Exercise description — Scan the entries below. Report each line where the string "chevron" occurs.

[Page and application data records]
◆ ◆ ◆

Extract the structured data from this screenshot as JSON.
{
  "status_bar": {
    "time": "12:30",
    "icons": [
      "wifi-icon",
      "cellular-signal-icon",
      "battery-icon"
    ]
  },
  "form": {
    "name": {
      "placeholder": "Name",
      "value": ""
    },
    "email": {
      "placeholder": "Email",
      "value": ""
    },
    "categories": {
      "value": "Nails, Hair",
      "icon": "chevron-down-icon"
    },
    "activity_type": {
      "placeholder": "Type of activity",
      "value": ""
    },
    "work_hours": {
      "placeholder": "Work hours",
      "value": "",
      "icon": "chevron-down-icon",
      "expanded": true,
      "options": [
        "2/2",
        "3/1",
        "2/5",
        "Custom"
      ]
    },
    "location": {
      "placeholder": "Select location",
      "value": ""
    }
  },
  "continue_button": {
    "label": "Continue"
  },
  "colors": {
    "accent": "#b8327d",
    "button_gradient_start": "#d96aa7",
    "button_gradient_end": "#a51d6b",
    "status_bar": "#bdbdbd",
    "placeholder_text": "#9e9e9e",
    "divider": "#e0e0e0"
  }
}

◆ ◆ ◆

Written answer —
      "icon": "chevron-down-icon"
      "icon": "chevron-down-icon",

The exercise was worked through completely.